Huntington’s disease research news. In plain language. Written by scientists. For the global HD community.
Researchers have long believed that the Huntington's disease gene causes problems by telling cells to make a harmful protein. Intriguing new animal work from researchers in Spain suggests we might want to look at more than one suspect to completely fix the problems caused by the HD mutation.
A relatively new technology called exome sequencing has identified a few families with novel mutations in their HD genes. These are different than the mutation that causes HD, but allow researchers to better understand the normal role of the HD gene.
If it's February, that means the the world's leading scientists are converging on Palm Springs for the annual HD therapeutics conference!
We present Buzzilia, video 1: news highlights and in-depth interviews with top HD researchers from the World Congress on Huntington's disease 2013 in Rio de Janeiro. On the opening day of the Congress, Jeff and Ed review the major developments since the last World Congress in 2011, and talk to Prof Elena Cattaneo from Milan, Italy, about the huntingtin protein.
The huntingtin protein, which in its mutant form causes Huntington's disease, is difficult to study because it forms clumps rather than neat crystals. Now, young HD researcher Gwen Owens of California Institute of Technology is reaching VERY high to try to crack the problem. In a special video interview screened at the recent HD World Congress, HDBuzz spoke to Gwen about her 'out-of-this-world' plans...

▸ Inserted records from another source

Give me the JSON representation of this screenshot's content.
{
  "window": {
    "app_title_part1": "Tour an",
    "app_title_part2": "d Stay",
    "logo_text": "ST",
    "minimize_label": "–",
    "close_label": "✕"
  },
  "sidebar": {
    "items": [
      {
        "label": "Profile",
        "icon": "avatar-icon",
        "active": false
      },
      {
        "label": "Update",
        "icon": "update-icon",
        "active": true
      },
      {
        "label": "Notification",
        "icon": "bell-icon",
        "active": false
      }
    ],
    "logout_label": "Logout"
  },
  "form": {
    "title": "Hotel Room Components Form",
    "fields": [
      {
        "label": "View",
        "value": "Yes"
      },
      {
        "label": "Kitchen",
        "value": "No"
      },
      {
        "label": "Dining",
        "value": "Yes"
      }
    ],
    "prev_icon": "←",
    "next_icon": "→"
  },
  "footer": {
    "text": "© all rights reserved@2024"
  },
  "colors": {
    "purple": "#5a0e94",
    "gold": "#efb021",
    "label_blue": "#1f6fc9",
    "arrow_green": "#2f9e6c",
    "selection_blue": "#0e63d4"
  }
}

Figuring out how the mutant huntingtin protein causes damage is the central problem of Huntington's disease research. Now a team of Canadian researchers led by Dr Ray Truant has shown that the protein has an important 'hinge' function, which works less well in cells with the HD mutation. Exciting stuff, but contrary to what you might have read, it doesn't mean we no longer need to study mice!

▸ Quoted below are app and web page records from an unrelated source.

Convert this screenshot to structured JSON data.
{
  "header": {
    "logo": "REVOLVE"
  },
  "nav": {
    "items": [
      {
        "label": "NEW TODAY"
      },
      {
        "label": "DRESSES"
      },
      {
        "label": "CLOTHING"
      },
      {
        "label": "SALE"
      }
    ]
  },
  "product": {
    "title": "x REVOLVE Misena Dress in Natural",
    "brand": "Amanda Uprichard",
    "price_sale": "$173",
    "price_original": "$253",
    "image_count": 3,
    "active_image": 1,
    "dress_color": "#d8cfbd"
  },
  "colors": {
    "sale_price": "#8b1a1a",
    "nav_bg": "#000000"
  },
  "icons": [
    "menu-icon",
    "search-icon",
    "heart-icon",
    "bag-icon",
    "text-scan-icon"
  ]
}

Researchers are hard at work figuring out exactly how the expanded Huntington's disease gene causes harm. Recent work from a UK group has uncovered another clue to help solve the mystery. It turns out that faulty processing of the huntingtin 'recipe' produces a short, harmful fragment of the huntingtin protein.
Our first daily report from the annual Huntington's Disease Therapeutics Conference in Venice, Italy. We'll be bringing you live updates via Twitter over the next two days. You can use HDBuzz.net, comment on Facebook or tweet @HDBuzzFeed to send us questions, comments and queries.
The mutant huntingtin protein doesn't do damage in isolation - all proteins work in connected networks. Researchers at the California Buck Institute for Research on Aging have conducted a large-scale screen to identify protein networks that may be acting to relieve or worsen the harmful effects of the Huntington's disease mutation. Could manipulating these networks offer new therapeutic options for HD?